I did not actually go to Madagascar. We worked very closely with 2 ladies from Madagascar who assisted with gathering information and yes they did say that it is very hard for NGO's to do their work in Madagascar and therefore most of the information on human rights abuses is not properly documented. I understand that the African Commission on Human and People's Rights is using the report we submitted, together with all the other information they have gathered in their own ways to push the High Transitional Authority to respect human rights. Of course the changes are always too small to be noticeable but I think with time their work will get results.

Oh good, I'd like to know the two women with whom you worked.I want to contact her. the case of Madagascar, respect for human rights is far from being reached. Not only in this period of transition. it is true, the fight is still very hard. I'd like to share with you my experience in 2009. I published photos showing the abuse and repression perpetrated against the demonstrators. and this is the beginning of hell for me, the soldiers threatened me and scare my children. Fortunately, my head hard, I have the courage to face them. They stop the harrasment. I would like to communicate by this experience that if we want to succeed our struggles, they must dare and stand tall. let's be strong and let us not destroy easily.

I admire your courage. I think it's the same everywhere when it comes to journalists exposing and writing about sensitive issues. They face all sort of threats and harassments. Wishing you that you will stay strong.

You are right, MaDube. The changes seem small initially. But we have to remember that little drops maketh mighty ocean. We are sure to the fruits of the labour of the likes of Zacyrus

I just cant imagine that it has reached this level in Madagascar, what are the human rights associations doing? what of the Women bodies and gender activists? Im hoping that this step of yours will call attention to issues bedeviling women there in your country! Goodluck!

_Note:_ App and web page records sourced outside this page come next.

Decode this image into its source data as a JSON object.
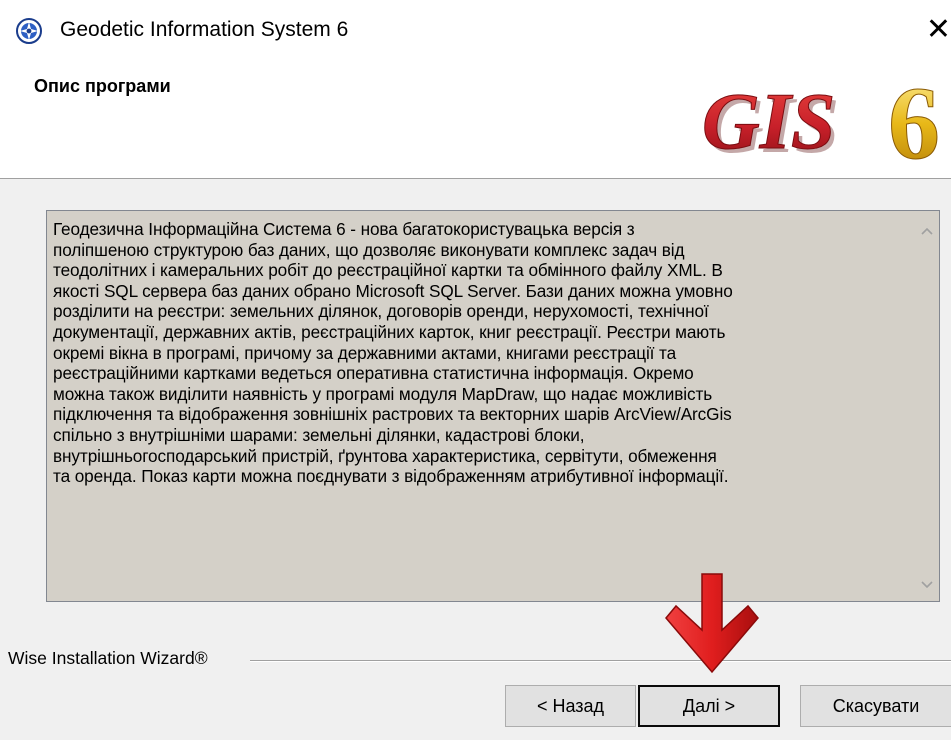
{
  "window": {
    "title": "Geodetic Information System 6",
    "close_glyph": "✕"
  },
  "header": {
    "title": "Опис програми",
    "logo_text": "GIS",
    "logo_number": "6"
  },
  "description": {
    "text": "Геодезична Інформаційна Система 6 - нова багатокористувацька версія з\nполіпшеною структурою баз даних, що дозволяє виконувати комплекс задач від\nтеодолітних і камеральних робіт до реєстраційної картки та обмінного файлу XML. В\nякості SQL сервера баз даних обрано Microsoft SQL Server. Бази даних можна умовно\nрозділити на реєстри: земельних ділянок, договорів оренди, нерухомості, технічної\nдокументації, державних актів, реєстраційних карток, книг реєстрації. Реєстри мають\nокремі вікна в програмі, причому за державними актами, книгами реєстрації та\nреєстраційними картками ведеться оперативна статистична інформація. Окремо\nможна також виділити наявність у програмі модуля MapDraw, що надає можливість\nпідключення та відображення зовнішніх растрових та векторних шарів ArcView/ArcGis\nспільно з внутрішніми шарами: земельні ділянки, кадастрові блоки,\nвнутрішньогосподарський пристрій, ґрунтова характеристика, сервітути, обмеження\nта оренда. Показ карти можна поєднувати з відображенням атрибутивної інформації."
  },
  "footer": {
    "wizard_label": "Wise Installation Wizard®",
    "back_label": "< Назад",
    "next_label": "Далі >",
    "cancel_label": "Скасувати"
  },
  "icons": {
    "app": "gis-app-icon",
    "scroll_up": "scroll-up-arrow",
    "scroll_down": "scroll-down-arrow",
    "annotation": "red-down-arrow"
  },
  "colors": {
    "logo_red": "#c8202a",
    "logo_gold": "#e8b818",
    "arrow_red": "#e01e1e"
  }
}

thank you for your reaction. me too; I hope that this new step will allow me to educate and persuade our to improve or respect for human rights in my country, especially against women. for your information, since 2009, Madagascar is the worst time for the breach of human rights. political crisis affecting our country worse. Arbitrary arrest, failure to respect the presumption of innocence in assault violins, killing some Person. there are times, policeùen brutally slaughter of suspected criminals.

Dear Sister,

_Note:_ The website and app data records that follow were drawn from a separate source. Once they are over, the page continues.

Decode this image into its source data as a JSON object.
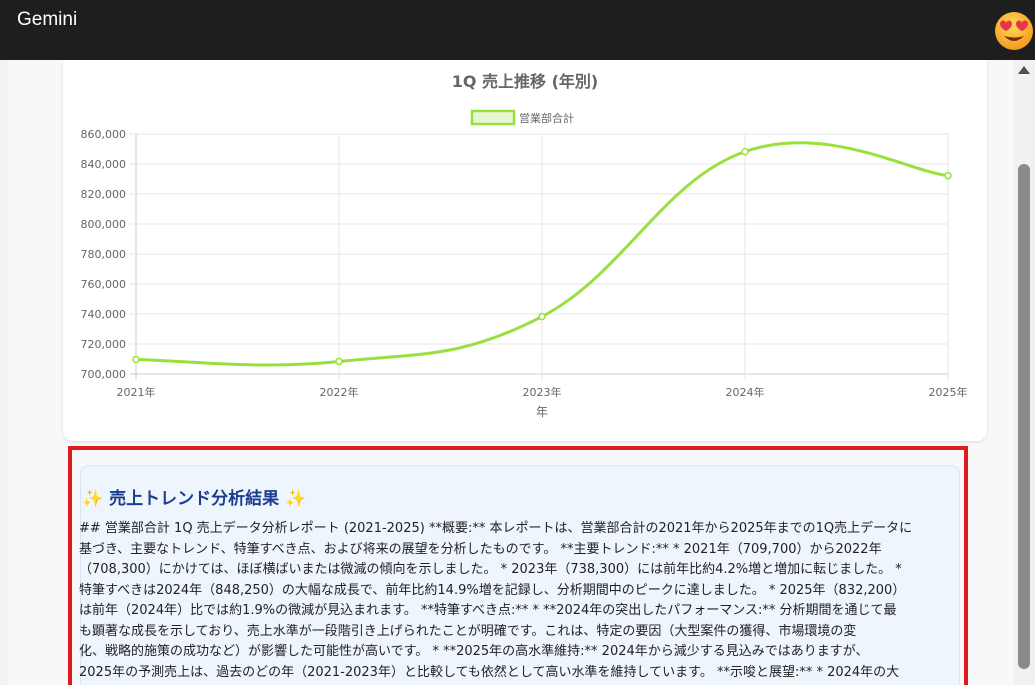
{
  "app": {
    "title": "Gemini"
  },
  "chart_data": {
    "type": "line",
    "title": "1Q 売上推移 (年別)",
    "xlabel": "年",
    "ylabel": "",
    "categories": [
      "2021年",
      "2022年",
      "2023年",
      "2024年",
      "2025年"
    ],
    "series": [
      {
        "name": "営業部合計",
        "values": [
          709700,
          708300,
          738300,
          848250,
          832200
        ]
      }
    ],
    "ylim": [
      700000,
      860000
    ],
    "yticks": [
      "700,000",
      "720,000",
      "740,000",
      "760,000",
      "780,000",
      "800,000",
      "820,000",
      "840,000",
      "860,000"
    ],
    "grid": true,
    "legend": "top-center",
    "colors": {
      "line": "#9ae03c",
      "legend_fill": "#e8f7d6"
    }
  },
  "analysis": {
    "title": "売上トレンド分析結果",
    "sparkle": "✨",
    "lines": [
      "## 営業部合計 1Q 売上データ分析レポート (2021-2025) **概要:** 本レポートは、営業部合計の2021年から2025年までの1Q売上データに",
      "基づき、主要なトレンド、特筆すべき点、および将来の展望を分析したものです。 **主要トレンド:** * 2021年（709,700）から2022年",
      "（708,300）にかけては、ほぼ横ばいまたは微減の傾向を示しました。 * 2023年（738,300）には前年比約4.2%増と増加に転じました。 *",
      "特筆すべきは2024年（848,250）の大幅な成長で、前年比約14.9%増を記録し、分析期間中のピークに達しました。 * 2025年（832,200）",
      "は前年（2024年）比では約1.9%の微減が見込まれます。 **特筆すべき点:** * **2024年の突出したパフォーマンス:** 分析期間を通じて最",
      "も顕著な成長を示しており、売上水準が一段階引き上げられたことが明確です。これは、特定の要因（大型案件の獲得、市場環境の変",
      "化、戦略的施策の成功など）が影響した可能性が高いです。 * **2025年の高水準維持:** 2024年から減少する見込みではありますが、",
      "2025年の予測売上は、過去のどの年（2021-2023年）と比較しても依然として高い水準を維持しています。 **示唆と展望:** * 2024年の大"
    ]
  }
}
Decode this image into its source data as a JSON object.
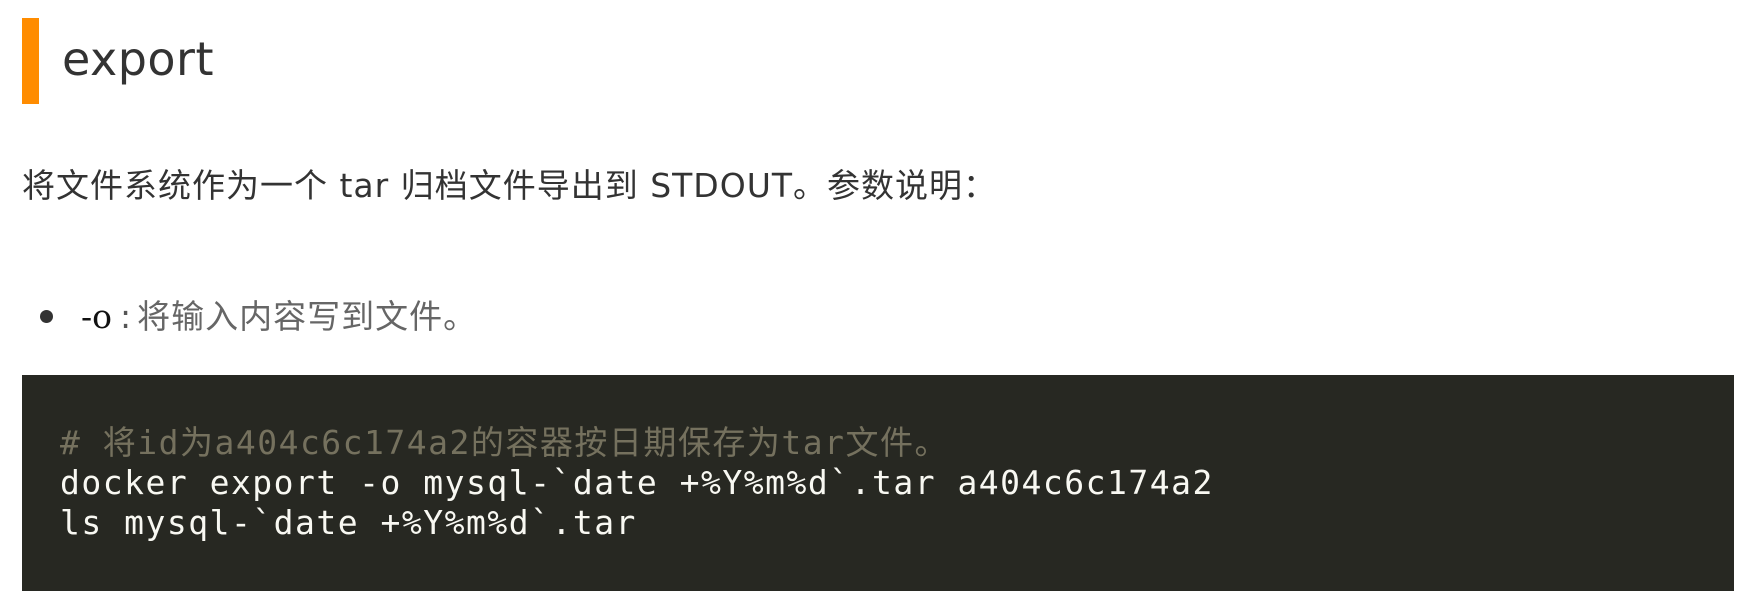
{
  "section": {
    "title": "export",
    "accent_color": "#ff8c00"
  },
  "intro": "将文件系统作为一个 tar 归档文件导出到 STDOUT。参数说明：",
  "params": [
    {
      "flag": "-o",
      "separator": ":",
      "description": "将输入内容写到文件。"
    }
  ],
  "code": {
    "background": "#272822",
    "lines": [
      {
        "kind": "comment",
        "text": "# 将id为a404c6c174a2的容器按日期保存为tar文件。"
      },
      {
        "kind": "code",
        "text": "docker export -o mysql-`date +%Y%m%d`.tar a404c6c174a2"
      },
      {
        "kind": "code",
        "text": "ls mysql-`date +%Y%m%d`.tar"
      }
    ]
  }
}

Your depth of compassion, courage and commitment to be an advocate & leader for social justice, human rights for women in Madagascar is phenomenal. Their pain and courage empowers you to rise above and your VOF Sisters stand along side you and the women, girls of Madagascar!!! None of us are free when our sisters are persecuted and faced with inhumane acts of violence. You will lead the women and generations of girls to freedom of mind, spirit, body and humanity - your voice and heart is powerful!

You make a difference, THANK YOU!

Linda Ando

With Gratitude,

Linda M. Ando

Your description on the situation that women face in Madagascar is very depressing. I am interested to learn about what aspects of religion and local traditions sanction gender-based violence? Are there any locally-based efforts that are working to change people's mindsets? Thank you for your insights.

Mary Magellan

the situation in which we live is really hard and sometimes depression as you said. I think that even in developing countries like my country. At home we forget the women especially at a time when Madagascar through crises. We do not even have a department that s "takes women and children. It is merely a directorate within the Ministry of the population. Personally, I take an initiative and I help women with the little I have. in parts of Madagascar, there are always tribal laws requiring women to submit to men. If you are interested I can contact you foun a princess of the Ethnicity and Mahafaly Antandroy where there is still polygamy and that women should accept. sincerly, I think that I start a new battle to change some traditions or people's mindsets which are not compatible with the current society.